The once mighty emerging markets of Brazil, Russia, India, and China are currently experiencing the negative consequences that come with the title "Emerging Markets". Brazil and Russia are experiencing terrible recessions, China is attempting to control a stagnant market, and India is struggling with economic reforms. To give an indication of the severity of the situation, Goldman Sachs, whose former chief economist coined the title given to the BRIC countries, has recently pulled its BRIC fund after years of continued losses.
What does this say about emerging markets as a whole? In retrospect, it is nearly impossible to sustain rapid growth for more than a decade. Ruchir Sharma, the head of emerging markets for Morgan Stanley Investment Management goes into detail on the trajectory of emerging markets, stating “the unusual circumstances of the last decade made [emerging markets] look easy. Now, there is a lot less foreign money flowing into emerging markets.”
Emerging markets used to rise and fall as one, but now they have diverged from each other. There will be economies experiencing severe recessions, and others experiencing tremendous inflows of investment and an overall rise in GDP. It all depends on the natural flow of the economy.
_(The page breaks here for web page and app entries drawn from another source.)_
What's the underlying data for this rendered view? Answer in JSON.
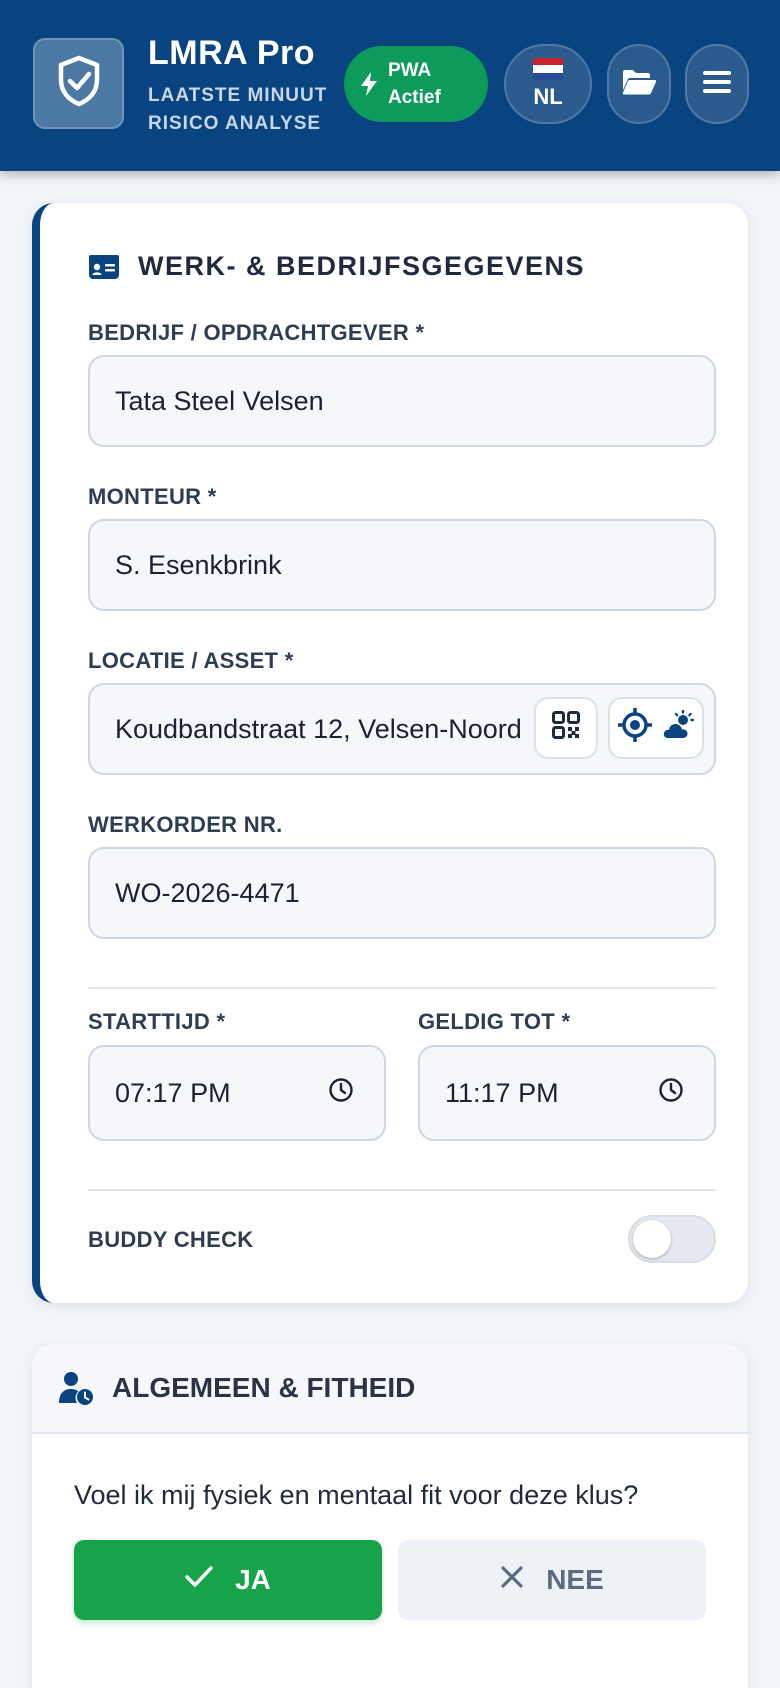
{
  "header": {
    "title": "LMRA Pro",
    "subtitle_line1": "LAATSTE MINUUT",
    "subtitle_line2": "RISICO ANALYSE",
    "pwa_line1": "PWA",
    "pwa_line2": "Actief",
    "language": "NL",
    "colors": {
      "bar": "#0a4480",
      "pwa": "#0d9b5c"
    }
  },
  "work_section": {
    "title": "WERK- & BEDRIJFSGEGEVENS",
    "company_label": "BEDRIJF / OPDRACHTGEVER *",
    "company_value": "Tata Steel Velsen",
    "mechanic_label": "MONTEUR *",
    "mechanic_value": "S. Esenkbrink",
    "location_label": "LOCATIE / ASSET *",
    "location_value": "Koudbandstraat 12, Velsen-Noord",
    "workorder_label": "WERKORDER NR.",
    "workorder_value": "WO-2026-4471",
    "start_label": "STARTTIJD *",
    "start_value": "07:17 PM",
    "valid_label": "GELDIG TOT *",
    "valid_value": "11:17 PM",
    "buddy_label": "BUDDY CHECK",
    "buddy_enabled": false
  },
  "fitness_section": {
    "title": "ALGEMEEN & FITHEID",
    "question": "Voel ik mij fysiek en mentaal fit voor deze klus?",
    "yes_label": "JA",
    "no_label": "NEE",
    "colors": {
      "yes": "#16a34a"
    }
  },
  "icons": [
    "shield-check-icon",
    "bolt-icon",
    "flag-nl-icon",
    "folder-open-icon",
    "hamburger-menu-icon",
    "id-card-icon",
    "qr-code-icon",
    "crosshair-icon",
    "cloud-sun-icon",
    "clock-icon",
    "user-clock-icon",
    "check-icon",
    "x-icon"
  ]
}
However, even though the BRIC countries are currently experiencing hardships, it does not take away from their overall presence and power throughout the global economy.